Has NASCAR dug its own hole with the whole Bubba Wallace situation, given how they've handled drivers who have admitted intent in the past?
Many have called for 23XI Racing's Bubba Wallace to be suspended following the incident during Sunday afternoon's
NASCAR Cup Series race at Las Vegas Motor Speedway involving him and Hendrick Motorsports' Kyle Larson.
Larson attempted a three-width move to the inside of Wallace and Stewart-Haas Racing's Kevin Harvick,
but he failed to clear Wallace on the exit of Las Vegas turn four, 1.5 miles (2,414 kilometers), Nevada oval.
Although there was no contact between Larson's No. 5 Chevrolet and Wallace's No. 45 Toyota,
Wallace did not get up and ran out of space on the exit of turn four, leading to light contact with the wall.

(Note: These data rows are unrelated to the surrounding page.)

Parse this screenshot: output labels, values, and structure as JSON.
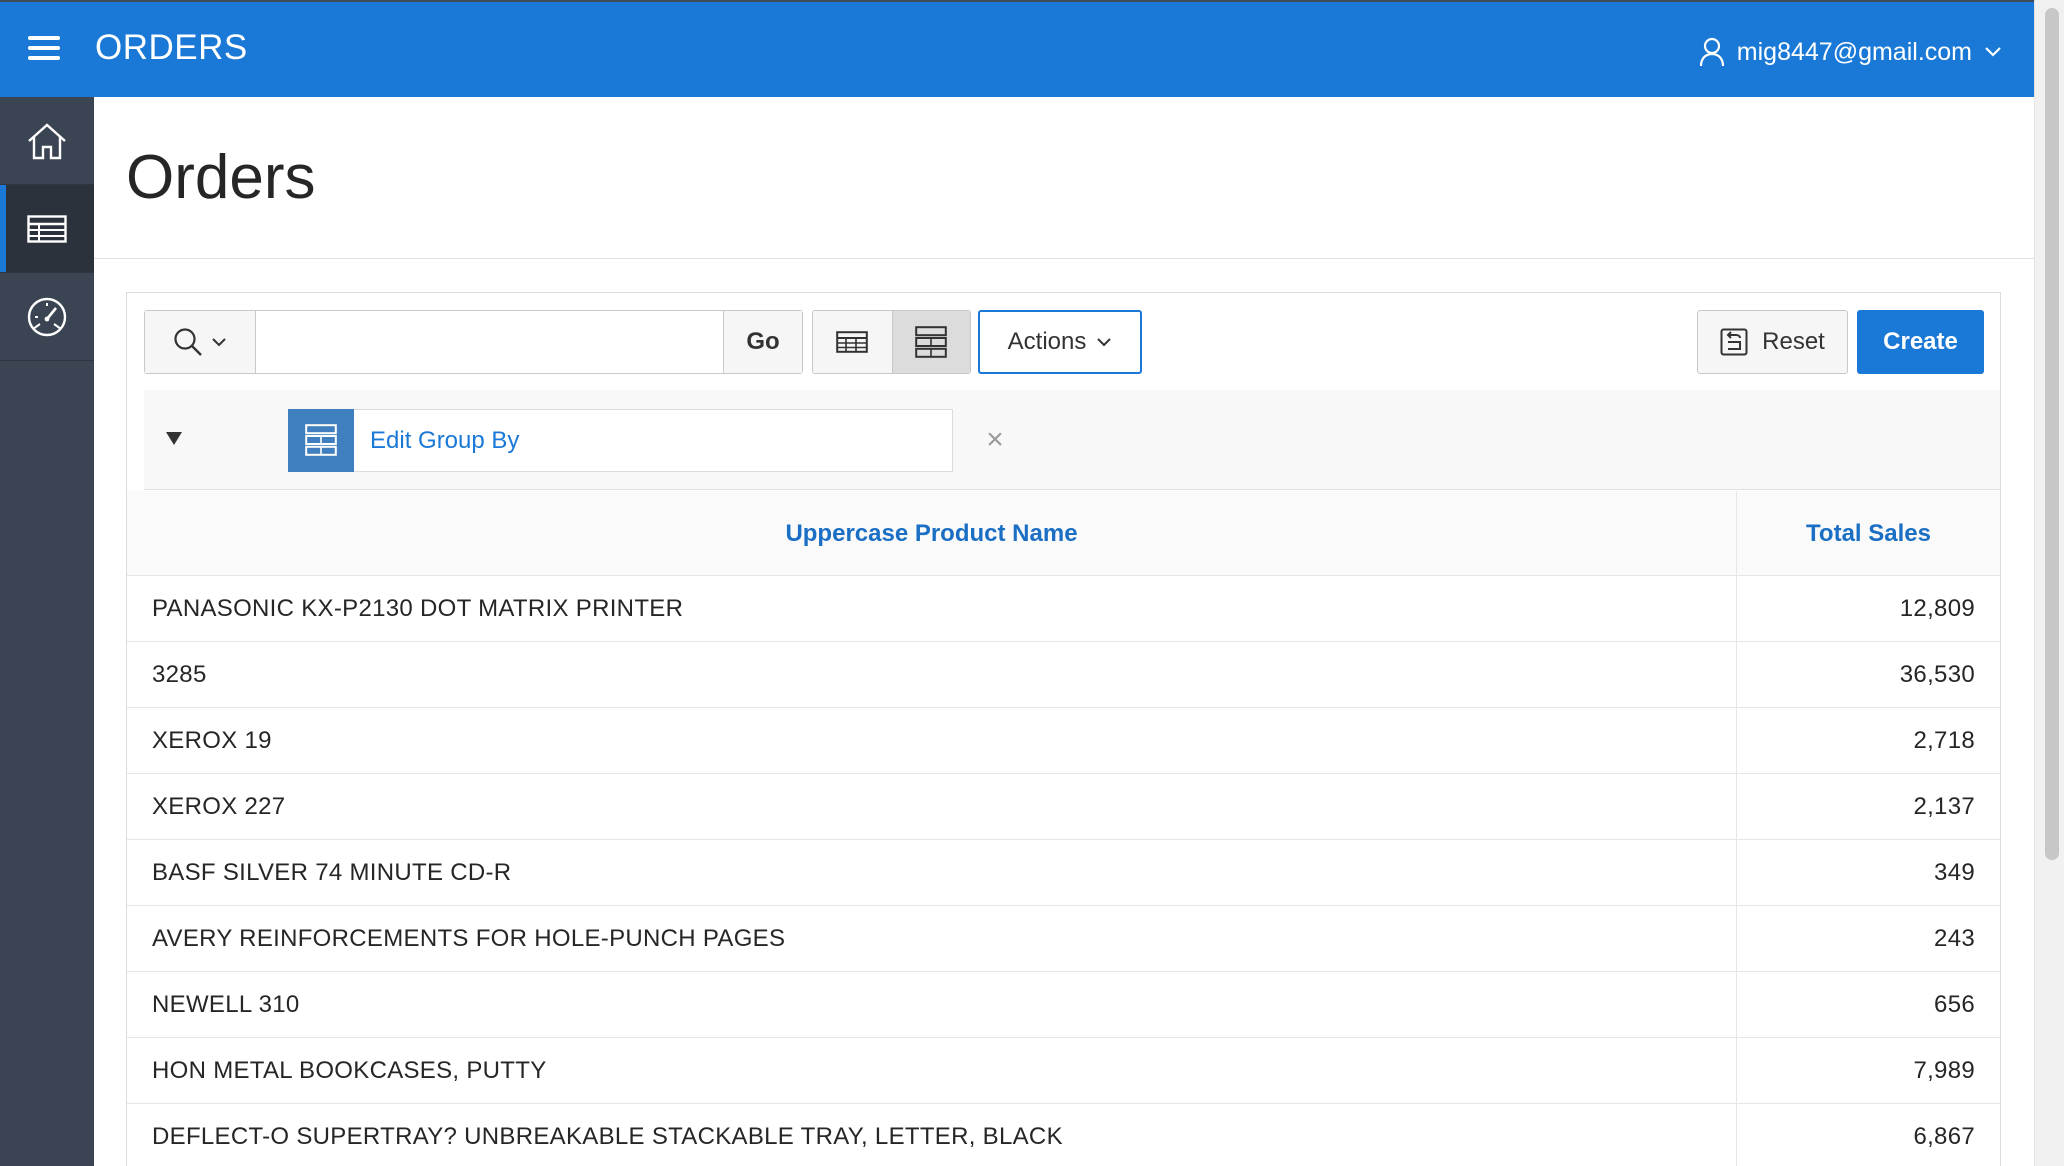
{
  "header": {
    "app_title": "ORDERS",
    "user_email": "mig8447@gmail.com",
    "accent_color": "#1a79d6"
  },
  "sidebar": {
    "items": [
      {
        "icon": "home-icon",
        "active": false
      },
      {
        "icon": "table-icon",
        "active": true
      },
      {
        "icon": "dashboard-gauge-icon",
        "active": false
      }
    ]
  },
  "page": {
    "title": "Orders"
  },
  "toolbar": {
    "search_value": "",
    "go_label": "Go",
    "actions_label": "Actions",
    "reset_label": "Reset",
    "create_label": "Create"
  },
  "group_by": {
    "label": "Edit Group By",
    "remove_symbol": "×"
  },
  "table": {
    "columns": [
      "Uppercase Product Name",
      "Total Sales"
    ],
    "rows": [
      {
        "name": "PANASONIC KX-P2130 DOT MATRIX PRINTER",
        "sales": "12,809"
      },
      {
        "name": "3285",
        "sales": "36,530"
      },
      {
        "name": "XEROX 19",
        "sales": "2,718"
      },
      {
        "name": "XEROX 227",
        "sales": "2,137"
      },
      {
        "name": "BASF SILVER 74 MINUTE CD-R",
        "sales": "349"
      },
      {
        "name": "AVERY REINFORCEMENTS FOR HOLE-PUNCH PAGES",
        "sales": "243"
      },
      {
        "name": "NEWELL 310",
        "sales": "656"
      },
      {
        "name": "HON METAL BOOKCASES, PUTTY",
        "sales": "7,989"
      },
      {
        "name": "DEFLECT-O SUPERTRAY? UNBREAKABLE STACKABLE TRAY, LETTER, BLACK",
        "sales": "6,867"
      }
    ]
  }
}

Larson pulled in in an attempt to complete the move, but Wallace came with him and hooked him in the right rear.
Both cars spun, causing an accident that also retracted Joe Gibbs Racing's Christopher Bell's #20 Toyota.
The sinking had huge playoff implications as Bell is one of eight remaining contenders for the championship,
and while Larson himself is not, his No. 5 team is still in contention for the title holder.
Wallace then broke a safety-related rule, getting out of his car and walking around a live track while heading to where Larson's car had stopped.
After initially slipping on arrival, he pushed Larson five times, although he was unable to provoke the reigning series champion in an actual fight.
He ultimately blamed the accident on a driving problem, although to everyone watching (and seeing NBC's full throttle graph) it seemed 100% intentional,
in which case it would have been a situation where he was using his car as a weapon.
Although Wallace was not called to the truck, NASCAR later stated that it would review the entire incident from start to finish.
They will certainly have the data and resources available to make a decision about whether or not they felt it was intentional.
Wallace not admitting that he did this on purpose is by no means a surprise, given NASCAR's history of penalizing drivers who tell the truth.
He told NBC Sports reporter Marty Snider to "stop fishing" when he asked about the concept of retaliation, and even in his apology, he didn't admit it.